### What to produce:
Whenever a line contains the string "screenshot", copy it out of the entries.

### Records for this exercise:

◆ ◆ ◆ ◆ ◆

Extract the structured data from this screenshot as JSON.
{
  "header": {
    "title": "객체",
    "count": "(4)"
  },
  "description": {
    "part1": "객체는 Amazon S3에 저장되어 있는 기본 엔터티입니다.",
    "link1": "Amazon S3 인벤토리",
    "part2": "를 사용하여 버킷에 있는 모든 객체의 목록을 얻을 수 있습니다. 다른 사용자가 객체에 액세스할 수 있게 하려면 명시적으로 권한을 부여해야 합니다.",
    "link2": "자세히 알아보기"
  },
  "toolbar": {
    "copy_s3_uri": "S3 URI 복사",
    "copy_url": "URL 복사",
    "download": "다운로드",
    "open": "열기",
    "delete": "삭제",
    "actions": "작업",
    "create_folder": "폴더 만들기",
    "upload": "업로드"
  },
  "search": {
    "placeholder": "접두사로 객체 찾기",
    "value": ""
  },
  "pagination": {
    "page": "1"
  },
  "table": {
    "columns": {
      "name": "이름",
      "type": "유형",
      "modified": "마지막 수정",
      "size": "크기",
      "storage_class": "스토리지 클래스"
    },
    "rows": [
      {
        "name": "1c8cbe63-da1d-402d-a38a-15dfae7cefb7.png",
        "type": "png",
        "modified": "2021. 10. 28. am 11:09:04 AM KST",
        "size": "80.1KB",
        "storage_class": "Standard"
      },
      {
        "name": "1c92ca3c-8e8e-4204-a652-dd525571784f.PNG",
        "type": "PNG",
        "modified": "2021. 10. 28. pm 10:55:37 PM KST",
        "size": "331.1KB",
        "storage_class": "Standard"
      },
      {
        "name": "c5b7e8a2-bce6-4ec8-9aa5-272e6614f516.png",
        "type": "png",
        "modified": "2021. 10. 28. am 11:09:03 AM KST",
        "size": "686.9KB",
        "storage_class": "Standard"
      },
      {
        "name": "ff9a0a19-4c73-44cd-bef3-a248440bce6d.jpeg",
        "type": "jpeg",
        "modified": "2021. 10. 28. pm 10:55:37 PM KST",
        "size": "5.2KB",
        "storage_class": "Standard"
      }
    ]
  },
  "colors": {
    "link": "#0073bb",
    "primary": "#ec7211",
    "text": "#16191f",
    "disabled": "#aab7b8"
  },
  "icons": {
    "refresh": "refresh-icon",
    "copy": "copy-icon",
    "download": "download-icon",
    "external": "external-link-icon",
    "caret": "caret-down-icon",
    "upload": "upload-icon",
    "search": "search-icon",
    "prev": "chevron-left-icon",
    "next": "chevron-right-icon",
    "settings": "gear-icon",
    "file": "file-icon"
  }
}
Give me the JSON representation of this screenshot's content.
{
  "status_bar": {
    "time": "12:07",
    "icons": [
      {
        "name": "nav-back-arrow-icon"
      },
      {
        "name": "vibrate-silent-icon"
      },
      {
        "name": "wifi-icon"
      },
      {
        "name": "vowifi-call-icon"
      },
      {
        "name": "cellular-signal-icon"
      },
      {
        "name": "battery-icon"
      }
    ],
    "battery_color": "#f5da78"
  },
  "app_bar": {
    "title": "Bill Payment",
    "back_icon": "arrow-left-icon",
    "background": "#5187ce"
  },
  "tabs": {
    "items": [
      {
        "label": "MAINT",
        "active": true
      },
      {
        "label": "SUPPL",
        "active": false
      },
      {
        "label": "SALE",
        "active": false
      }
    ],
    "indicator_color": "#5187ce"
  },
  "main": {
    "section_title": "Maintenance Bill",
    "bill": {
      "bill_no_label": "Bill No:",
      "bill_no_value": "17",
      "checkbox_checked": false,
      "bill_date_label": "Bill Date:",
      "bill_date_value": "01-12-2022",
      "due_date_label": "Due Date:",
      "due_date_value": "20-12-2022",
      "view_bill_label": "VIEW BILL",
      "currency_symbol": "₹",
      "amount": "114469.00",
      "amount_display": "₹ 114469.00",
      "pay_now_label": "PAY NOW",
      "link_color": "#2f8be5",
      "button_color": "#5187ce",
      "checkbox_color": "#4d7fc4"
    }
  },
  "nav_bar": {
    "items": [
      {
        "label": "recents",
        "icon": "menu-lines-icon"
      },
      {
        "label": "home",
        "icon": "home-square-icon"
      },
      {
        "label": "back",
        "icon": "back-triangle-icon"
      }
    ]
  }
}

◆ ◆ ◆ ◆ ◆

### Solution for this task:
Extract the structured data from this screenshot as JSON.
Give me the JSON representation of this screenshot's content.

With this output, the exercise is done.